Opinion leaders in local medical communities can influence area physicians to allow women to deliver vaginally after a previous Caesarean or return for another C-section by promoting national guidelines, according to a study published in Women's Health Issues.
Current studies suggest that opinion leaders and national guidelines have the most significant effects on rates of vaginal birth after C-section, or VBAC. But studies are inconclusive about whether legal factors, doctor and physician characteristics and insurance type affect VBAC rates, say Dale Kraemer, Ph.D., and colleagues at Oregon Health and Science University.
"Of the aspects of the health care system considered in this report, the best evidence for impacting rates of VBAC is associated with guidelines," Kraemer says.
After a significant increase in Caesarean rates in the United States between 1970 and 1980, participants at a national conference in 1981 recommended letting women with prior Caesareans try labor and vaginal delivery.

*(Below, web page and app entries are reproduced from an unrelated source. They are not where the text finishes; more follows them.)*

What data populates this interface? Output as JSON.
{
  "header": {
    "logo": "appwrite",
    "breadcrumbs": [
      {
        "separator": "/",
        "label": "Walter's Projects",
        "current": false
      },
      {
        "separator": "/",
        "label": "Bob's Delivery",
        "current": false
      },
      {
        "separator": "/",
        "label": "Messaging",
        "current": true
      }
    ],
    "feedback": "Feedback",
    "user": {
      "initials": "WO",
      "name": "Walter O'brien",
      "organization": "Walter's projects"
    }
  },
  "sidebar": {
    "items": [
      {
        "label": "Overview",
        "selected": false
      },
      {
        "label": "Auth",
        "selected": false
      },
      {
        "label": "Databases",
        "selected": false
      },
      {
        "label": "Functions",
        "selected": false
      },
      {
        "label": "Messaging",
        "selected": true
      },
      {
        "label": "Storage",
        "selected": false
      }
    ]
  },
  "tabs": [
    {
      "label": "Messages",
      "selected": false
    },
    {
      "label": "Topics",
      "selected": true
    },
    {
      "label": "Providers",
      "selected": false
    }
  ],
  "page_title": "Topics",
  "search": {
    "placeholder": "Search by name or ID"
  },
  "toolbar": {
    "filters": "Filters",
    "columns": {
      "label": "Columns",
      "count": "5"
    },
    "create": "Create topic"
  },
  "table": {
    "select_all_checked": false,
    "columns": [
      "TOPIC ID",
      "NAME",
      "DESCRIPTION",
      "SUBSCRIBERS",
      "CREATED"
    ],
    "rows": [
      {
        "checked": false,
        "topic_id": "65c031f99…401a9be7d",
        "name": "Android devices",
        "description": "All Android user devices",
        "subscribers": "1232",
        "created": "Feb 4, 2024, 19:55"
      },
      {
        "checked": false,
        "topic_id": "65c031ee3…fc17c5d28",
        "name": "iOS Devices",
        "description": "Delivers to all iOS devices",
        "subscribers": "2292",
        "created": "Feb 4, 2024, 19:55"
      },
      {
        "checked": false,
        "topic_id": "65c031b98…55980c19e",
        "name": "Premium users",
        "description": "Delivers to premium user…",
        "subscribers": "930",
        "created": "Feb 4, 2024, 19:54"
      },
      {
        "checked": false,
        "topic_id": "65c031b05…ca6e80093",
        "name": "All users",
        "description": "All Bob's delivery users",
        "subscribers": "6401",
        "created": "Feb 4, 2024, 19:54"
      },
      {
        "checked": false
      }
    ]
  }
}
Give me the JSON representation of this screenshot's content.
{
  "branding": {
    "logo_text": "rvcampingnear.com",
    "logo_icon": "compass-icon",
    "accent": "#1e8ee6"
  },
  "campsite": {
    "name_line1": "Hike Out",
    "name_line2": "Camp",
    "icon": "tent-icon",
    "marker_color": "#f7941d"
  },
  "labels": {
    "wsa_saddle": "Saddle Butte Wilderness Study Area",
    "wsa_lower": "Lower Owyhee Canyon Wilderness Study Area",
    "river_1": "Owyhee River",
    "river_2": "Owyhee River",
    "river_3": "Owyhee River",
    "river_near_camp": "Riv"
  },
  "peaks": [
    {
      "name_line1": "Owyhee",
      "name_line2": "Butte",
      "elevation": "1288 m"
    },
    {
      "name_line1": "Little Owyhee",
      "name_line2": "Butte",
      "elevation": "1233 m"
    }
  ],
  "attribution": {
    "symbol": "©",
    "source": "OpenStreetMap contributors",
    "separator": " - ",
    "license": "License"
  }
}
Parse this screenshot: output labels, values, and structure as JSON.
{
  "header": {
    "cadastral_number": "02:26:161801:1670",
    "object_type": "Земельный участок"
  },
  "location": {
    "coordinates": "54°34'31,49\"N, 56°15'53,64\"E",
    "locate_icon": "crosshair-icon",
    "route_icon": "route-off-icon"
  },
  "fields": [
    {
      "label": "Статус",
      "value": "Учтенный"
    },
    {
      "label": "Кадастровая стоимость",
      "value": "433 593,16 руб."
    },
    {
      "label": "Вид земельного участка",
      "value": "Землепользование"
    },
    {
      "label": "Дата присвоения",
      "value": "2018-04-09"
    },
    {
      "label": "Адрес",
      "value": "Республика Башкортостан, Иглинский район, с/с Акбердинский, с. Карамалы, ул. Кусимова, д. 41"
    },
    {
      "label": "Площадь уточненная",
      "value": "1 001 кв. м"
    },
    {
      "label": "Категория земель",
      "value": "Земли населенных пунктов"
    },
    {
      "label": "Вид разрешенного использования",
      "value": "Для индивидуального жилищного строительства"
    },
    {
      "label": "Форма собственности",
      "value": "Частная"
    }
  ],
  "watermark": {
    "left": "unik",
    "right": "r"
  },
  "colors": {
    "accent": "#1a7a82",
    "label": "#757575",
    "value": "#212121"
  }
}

Rate of VBAC increased steadily from 1989 to 1996, but have decreased every year after that.
Kraemer and colleagues systematically reviewed studies relating various factors to VBAC rates from 1980 to 2002. They found no good evidence that litigation or legislative mandates influenced VBAC rates, but acknowledge that few studies of legal influences exist.
"No study addressed the impact of litigation or malpractice insurance rates on obstetric providers' decisions on mode of delivery in women with previous Caesarean," Kraemer says.
The researchers did not uncover any good evidence showing that individual physician delivery preference or a patient's insurance type affect VBAC rates.
Kraemer and colleagues did find some studies suggesting that the type of hospital could influence VBAC rates. However, the studies varied in their definition of hospital types, making it difficult to determine their exact influence.
They conclude that more research is necessary to know how outside factors are affecting VBAC and repeat Caesarean rates.
"Given the quality of current evidence in the literature, policy recommendations are not feasible at this time," Kraemer says.
The study was supported by the Agency for Healthcare Research and Quality.
Source: Eurekalert & othersLast reviewed: By John M. Grohol, Psy.D. on 21 Feb 2009
Published on PsychCentral.com. All rights reserved.
Happiness is an imaginary condition, formerly attributed by the living to the dead, now usually attributed by adults to children, and by children to adults.
-- Thomas Szasz